Proviso notwithstanding, the commercial reigns of successive recording formats look roughly like this:
* Cylinder recordings – 1876-1900 (24 years).
* Gramophone records – 1895-1950 (55 years).
* Vinyl records – 1948-1985 (37 years).
* Cassettes – 1963-2000 (37 years).
* Compact discs – 1982-2010 (28 years).
Those numbers suggest that the next dominant format (mp3 or whatever) will prevail for about a generation – unless we’ve lurched into permanent technological hyperdrive, in which case no format will last more than a few years, and households and landfills will be littered with digital-age equivalents to the Victrola.
For durability, the grooved disc still rules. Records can be played even in seriously defective condition. Not so worn or damaged cassettes or CDs or corrupted software.
Wednesday, August 15, 2007
Monday, August 6, 2007
with tenor Tracey Welborn
Aug. 5, Bon Air Presbyterian Church
Some musicologists and cultural historians suggest that much of what went wrong with modern Europe could be traced to 19th-century romanticism, with its cult of the individual and its celebration of largely fatalistic emotion. Whatever this notion’s merits on the historical grand scale (Wagner + Nietzsche = Hitler?), moderns certainly seem to have inherited their emotional fragility from the romantics.
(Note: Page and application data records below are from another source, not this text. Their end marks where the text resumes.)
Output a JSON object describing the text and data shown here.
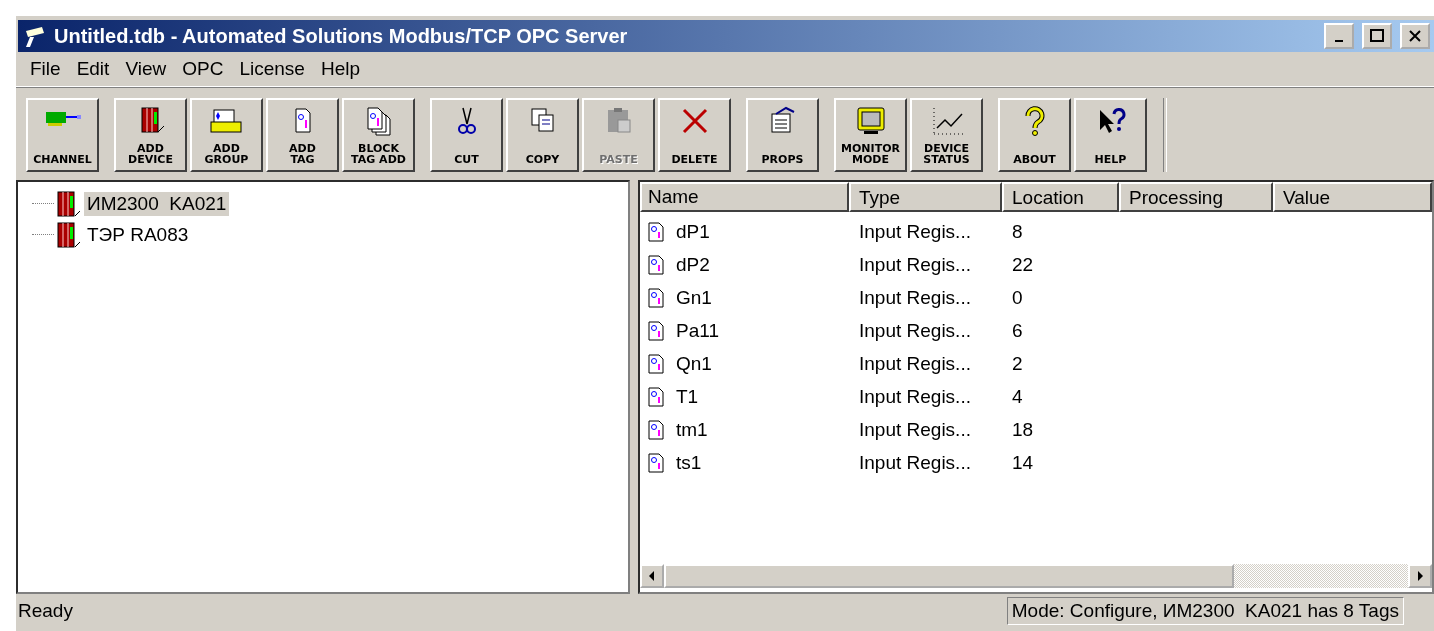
{
  "window": {
    "title": "Untitled.tdb - Automated Solutions Modbus/TCP OPC Server"
  },
  "menu": [
    {
      "label": "File"
    },
    {
      "label": "Edit"
    },
    {
      "label": "View"
    },
    {
      "label": "OPC"
    },
    {
      "label": "License"
    },
    {
      "label": "Help"
    }
  ],
  "toolbar": {
    "groups": [
      [
        {
          "lines": [
            "CHANNEL"
          ],
          "disabled": false
        }
      ],
      [
        {
          "lines": [
            "ADD",
            "DEVICE"
          ],
          "disabled": false
        },
        {
          "lines": [
            "ADD",
            "GROUP"
          ],
          "disabled": false
        },
        {
          "lines": [
            "ADD",
            "TAG"
          ],
          "disabled": false
        },
        {
          "lines": [
            "BLOCK",
            "TAG ADD"
          ],
          "disabled": false
        }
      ],
      [
        {
          "lines": [
            "CUT"
          ],
          "disabled": false
        },
        {
          "lines": [
            "COPY"
          ],
          "disabled": false
        },
        {
          "lines": [
            "PASTE"
          ],
          "disabled": true
        },
        {
          "lines": [
            "DELETE"
          ],
          "disabled": false
        }
      ],
      [
        {
          "lines": [
            "PROPS"
          ],
          "disabled": false
        }
      ],
      [
        {
          "lines": [
            "MONITOR",
            "MODE"
          ],
          "disabled": false
        },
        {
          "lines": [
            "DEVICE",
            "STATUS"
          ],
          "disabled": false
        }
      ],
      [
        {
          "lines": [
            "ABOUT"
          ],
          "disabled": false
        },
        {
          "lines": [
            "HELP"
          ],
          "disabled": false
        }
      ]
    ]
  },
  "tree": {
    "items": [
      {
        "label": "ИМ2300  KA021",
        "selected": true
      },
      {
        "label": "ТЭР RA083",
        "selected": false
      }
    ]
  },
  "table": {
    "columns": [
      "Name",
      "Type",
      "Location",
      "Processing",
      "Value"
    ],
    "rows": [
      {
        "name": "dP1",
        "type": "Input Regis...",
        "location": "8"
      },
      {
        "name": "dP2",
        "type": "Input Regis...",
        "location": "22"
      },
      {
        "name": "Gn1",
        "type": "Input Regis...",
        "location": "0"
      },
      {
        "name": "Pa11",
        "type": "Input Regis...",
        "location": "6"
      },
      {
        "name": "Qn1",
        "type": "Input Regis...",
        "location": "2"
      },
      {
        "name": "T1",
        "type": "Input Regis...",
        "location": "4"
      },
      {
        "name": "tm1",
        "type": "Input Regis...",
        "location": "18"
      },
      {
        "name": "ts1",
        "type": "Input Regis...",
        "location": "14"
      }
    ]
  },
  "status_bar": {
    "message": "Ready",
    "mode": "Mode: Configure, ИМ2300  KA021 has 8 Tags"
  }
}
Consider the precarious love triangle of Robert and Clara Schumann and Johannes Brahms, which produced a great deal of sexual tension and about as much music saturated with yearning, nostalgia and unrealized fantasy.
Three potent samples of this creative output formed the first program of the Richmond Chamber Players’ Interlude 2007 series.
Violinist Suzy Yim and pianist John Walter started with Clara Schumann’s "Three Romances," a set of bittersweet reveries written in 1855, as her husband was committed to an asylum and his 22-year-old protégé, Brahms, was developing a romantic fixation with her. These pieces don’t need a hard sell interpretively – their passions are on the page; but they do require warmer tone and more sensitive phrasing than Yim provided.
The Richmond-based tenor Tracey Welborn was far more engaged in "Dichterliebe," Robert Schumann’s cycle of 16 songs on poems of Heinrich Heine. Welborn summoned a usefully dark tone for Lieder that dwell on darker emotions and fatalistic sentiments. Emotionally, though, he was unmasked, almost operatic in expressiveness and dynamism. Walter was comparably assertive in Schumann’s highly pianistic accompaniment.
The program concluded with Brahms’ Clarinet Trio, a product of the composer’s last years, when his expression became more subtle, often quizzical, and his musical structures became more skeletal. Clarinetist David Niethamer, cellist Neal Cary and pianist Walter gave a carefully measured reading of the piece, Niethamer especially playing with introverted sensitivity.
The Interlude series is sponsored by the Virginia Museum of Fine Arts, lacking a venue during its expansion. This summer's site, the sanctuary of Bon Air Presbyterian Church, is an airy but intimate setting for chamber music, with a clear acoustic, comfortable chairs and – what Richmonders really yearn for in August – well-tuned climate control.
The Richmond Chamber Players’ Interlude series continues with concerts at 3 p.m. Aug. 12, 19 and 26 at Bon Air Presbyterian Church, 9201 W. Hugunot Road. Tickets: $16. Information: (804) 340-1405 (Virginia Museum of Fine Arts events desk).